## YOUR GOAL
Output the lines of the listing below exactly, starting at the line containing "Extract the structured" and stopping after the last line, with any pictures dropped.

## DATA SUPPLIED
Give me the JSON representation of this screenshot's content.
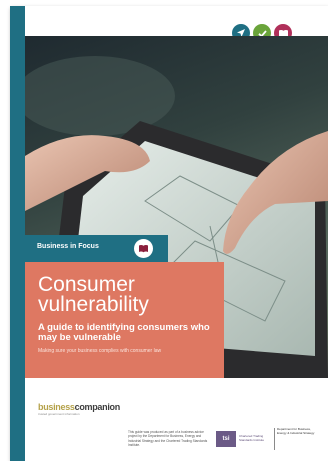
{
  "banner": {
    "label": "Business in Focus"
  },
  "title": {
    "line1": "Consumer",
    "line2": "vulnerability"
  },
  "subtitle": "A guide to identifying consumers who may be vulnerable",
  "tagline": "Making sure your business complies with consumer law",
  "icons": [
    "navigation-icon",
    "checkmark-icon",
    "book-icon"
  ],
  "footer": {
    "bc_logo": {
      "word_part1": "business",
      "word_part2": "companion",
      "strapline": "trusted government information"
    },
    "credit": "This guide was produced as part of a business advice project by the Department for Business, Energy and Industrial Strategy and the Chartered Trading Standards Institute.",
    "tsi": {
      "mark": "tsi",
      "text": "Chartered Trading Standards Institute"
    },
    "dept": {
      "text": "Department for Business, Energy & Industrial Strategy"
    }
  },
  "colors": {
    "teal": "#1f6f83",
    "coral": "#de7862",
    "green": "#6aa43a",
    "magenta": "#b0305a",
    "mustard": "#b5a24a",
    "purple": "#6b5a86"
  }
}
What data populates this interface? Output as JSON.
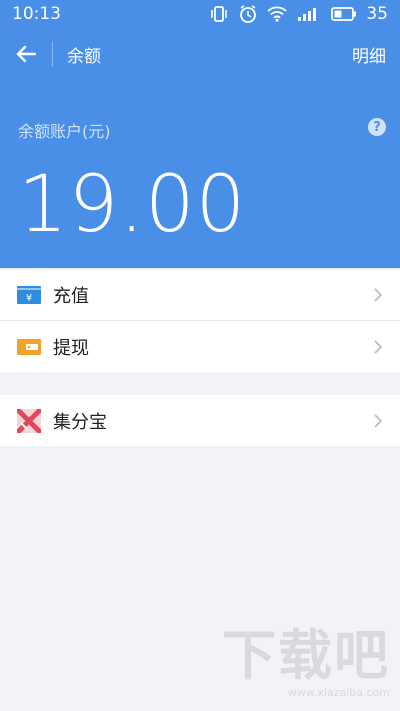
{
  "status_bar": {
    "time": "10:13",
    "battery": "35"
  },
  "toolbar": {
    "title": "余额",
    "detail_link": "明细"
  },
  "balance": {
    "label": "余额账户(元)",
    "amount": "19.00"
  },
  "menu_groups": [
    {
      "items": [
        {
          "label": "充值",
          "icon": "recharge-icon",
          "color": "#2d8ee0"
        },
        {
          "label": "提现",
          "icon": "wallet-icon",
          "color": "#f0a22a"
        }
      ]
    },
    {
      "items": [
        {
          "label": "集分宝",
          "icon": "jifenbao-icon",
          "color": "#e0495a"
        }
      ]
    }
  ],
  "watermark": {
    "big": "下载吧",
    "small": "www.xiazaiba.com"
  },
  "colors": {
    "header_blue": "#4a8fe7",
    "background": "#f2f3f7"
  }
}
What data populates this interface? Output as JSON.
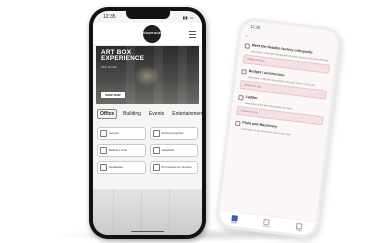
{
  "left_phone": {
    "status_time": "12:35",
    "logo_text": "EVENT BOX",
    "hero": {
      "title": "ART BOX EXPERIENCE",
      "subtitle": "SEE MORE",
      "button": "SHOP NOW"
    },
    "tabs": [
      "Office",
      "Building",
      "Events",
      "Entertainment"
    ],
    "tiles": [
      {
        "label": "Access",
        "icon": "key-icon"
      },
      {
        "label": "School reception",
        "icon": "reception-icon"
      },
      {
        "label": "Delivery zone",
        "icon": "truck-icon"
      },
      {
        "label": "Helpdesk",
        "icon": "headset-icon"
      },
      {
        "label": "Newsletter",
        "icon": "mail-icon"
      },
      {
        "label": "Promotions for tenants",
        "icon": "tag-icon"
      }
    ]
  },
  "right_phone": {
    "status_time": "12:35",
    "items": [
      {
        "title": "Meet the Netafim factory orthopedic",
        "desc": "Description of the item that explains the topic shown in this card of the list.",
        "answer": "Answer for you"
      },
      {
        "title": "Budget / architecture",
        "desc": "Description of the item that explains the topic shown in this card.",
        "answer": "Answer for you"
      },
      {
        "title": "Ladder",
        "desc": "Description of the item that explains the topic.",
        "answer": "Answer for you"
      },
      {
        "title": "Plant and Machinery",
        "desc": "Description of the item shown here in the card.",
        "answer": ""
      }
    ],
    "tabbar": [
      "Home",
      "Services",
      "Profile"
    ]
  }
}
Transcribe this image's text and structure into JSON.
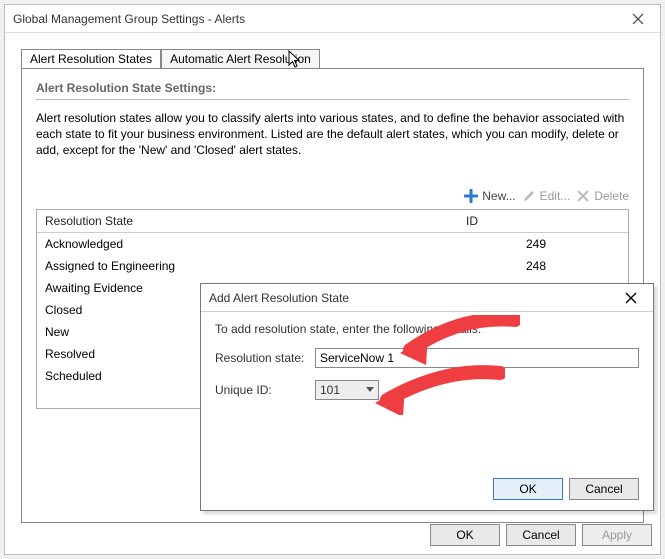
{
  "window": {
    "title": "Global Management Group Settings - Alerts"
  },
  "tabs": {
    "active": "Alert Resolution States",
    "inactive": "Automatic Alert Resolution"
  },
  "section": {
    "heading": "Alert Resolution State Settings:",
    "description": "Alert resolution states allow you to classify alerts into various states, and to define the behavior associated with each state to fit your business environment. Listed are the default alert states, which you can modify, delete or add, except for the 'New' and 'Closed' alert states."
  },
  "toolbar": {
    "new": "New...",
    "edit": "Edit...",
    "delete": "Delete"
  },
  "grid": {
    "header": {
      "col1": "Resolution State",
      "col2": "ID"
    },
    "rows": [
      {
        "name": "Acknowledged",
        "id": "249"
      },
      {
        "name": "Assigned to Engineering",
        "id": "248"
      },
      {
        "name": "Awaiting Evidence",
        "id": ""
      },
      {
        "name": "Closed",
        "id": ""
      },
      {
        "name": "New",
        "id": ""
      },
      {
        "name": "Resolved",
        "id": ""
      },
      {
        "name": "Scheduled",
        "id": ""
      }
    ]
  },
  "dialog": {
    "title": "Add Alert Resolution State",
    "prompt": "To add resolution state, enter the following details:",
    "label_state": "Resolution state:",
    "value_state": "ServiceNow 1",
    "label_id": "Unique ID:",
    "value_id": "101",
    "ok": "OK",
    "cancel": "Cancel"
  },
  "footer": {
    "ok": "OK",
    "cancel": "Cancel",
    "apply": "Apply"
  }
}
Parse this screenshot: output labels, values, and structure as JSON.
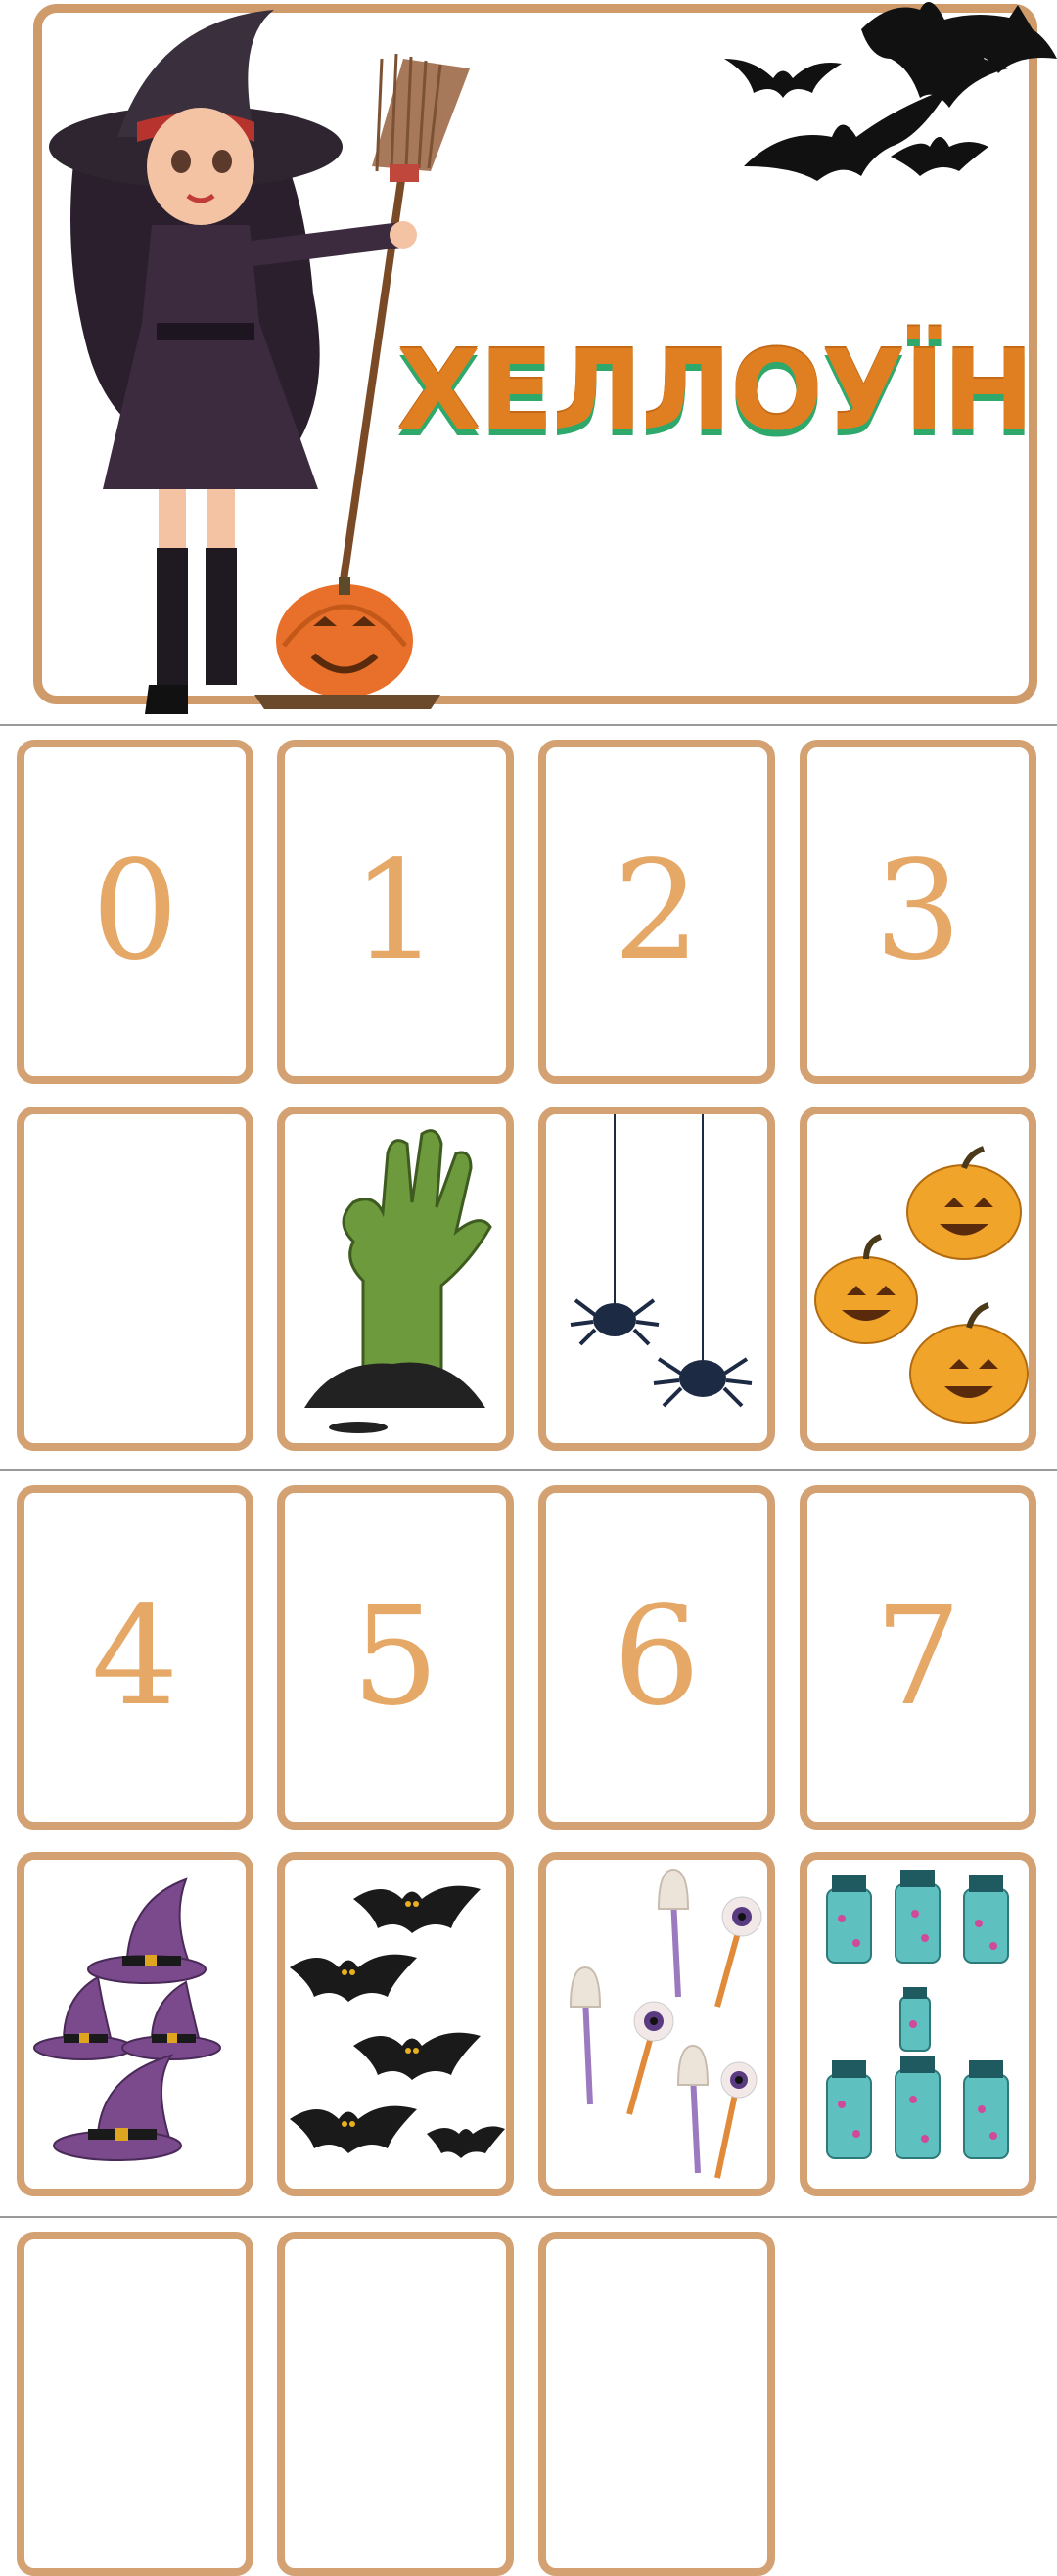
{
  "cover": {
    "title": "ХЕЛЛОУЇН"
  },
  "pages": [
    {
      "numbers": [
        "0",
        "1",
        "2",
        "3"
      ],
      "pictures": [
        "empty-card",
        "zombie-hand",
        "two-spiders",
        "three-pumpkins"
      ]
    },
    {
      "numbers": [
        "4",
        "5",
        "6",
        "7"
      ],
      "pictures": [
        "four-witch-hats",
        "five-bats",
        "six-eyeball-lollipops",
        "seven-potion-jars"
      ]
    }
  ],
  "colors": {
    "frame": "#cf9b6b",
    "number": "#e6a867",
    "title": "#e07f22",
    "title_shadow": "#2fa86c"
  }
}
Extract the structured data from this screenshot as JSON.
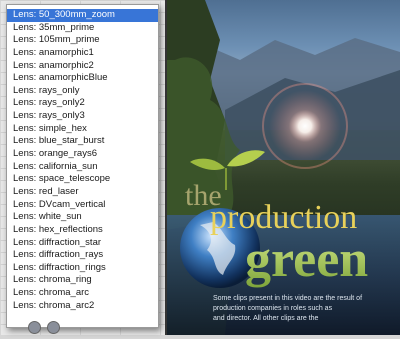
{
  "lens_menu": {
    "selected_index": 0,
    "items": [
      "Lens: 50_300mm_zoom",
      "Lens: 35mm_prime",
      "Lens: 105mm_prime",
      "Lens: anamorphic1",
      "Lens: anamorphic2",
      "Lens: anamorphicBlue",
      "Lens: rays_only",
      "Lens: rays_only2",
      "Lens: rays_only3",
      "Lens: simple_hex",
      "Lens: blue_star_burst",
      "Lens: orange_rays6",
      "Lens: california_sun",
      "Lens: space_telescope",
      "Lens: red_laser",
      "Lens: DVcam_vertical",
      "Lens: white_sun",
      "Lens: hex_reflections",
      "Lens: diffraction_star",
      "Lens: diffraction_rays",
      "Lens: diffraction_rings",
      "Lens: chroma_ring",
      "Lens: chroma_arc",
      "Lens: chroma_arc2"
    ]
  },
  "preview": {
    "logo_the": "the",
    "logo_production": "production",
    "logo_green": "green",
    "caption_line1": "Some clips present in this video are the result of",
    "caption_line2": "production companies in roles such as",
    "caption_line3": "and director.   All other clips are the"
  }
}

## EXPECTED ANSWER
Extract the structured data from this screenshot as JSON.
{
  "lens_menu": {
    "selected_index": 0,
    "items": [
      "Lens: 50_300mm_zoom",
      "Lens: 35mm_prime",
      "Lens: 105mm_prime",
      "Lens: anamorphic1",
      "Lens: anamorphic2",
      "Lens: anamorphicBlue",
      "Lens: rays_only",
      "Lens: rays_only2",
      "Lens: rays_only3",
      "Lens: simple_hex",
      "Lens: blue_star_burst",
      "Lens: orange_rays6",
      "Lens: california_sun",
      "Lens: space_telescope",
      "Lens: red_laser",
      "Lens: DVcam_vertical",
      "Lens: white_sun",
      "Lens: hex_reflections",
      "Lens: diffraction_star",
      "Lens: diffraction_rays",
      "Lens: diffraction_rings",
      "Lens: chroma_ring",
      "Lens: chroma_arc",
      "Lens: chroma_arc2"
    ]
  },
  "preview": {
    "logo_the": "the",
    "logo_production": "production",
    "logo_green": "green",
    "caption_line1": "Some clips present in this video are the result of",
    "caption_line2": "production companies in roles such as",
    "caption_line3": "and director.   All other clips are the"
  }
}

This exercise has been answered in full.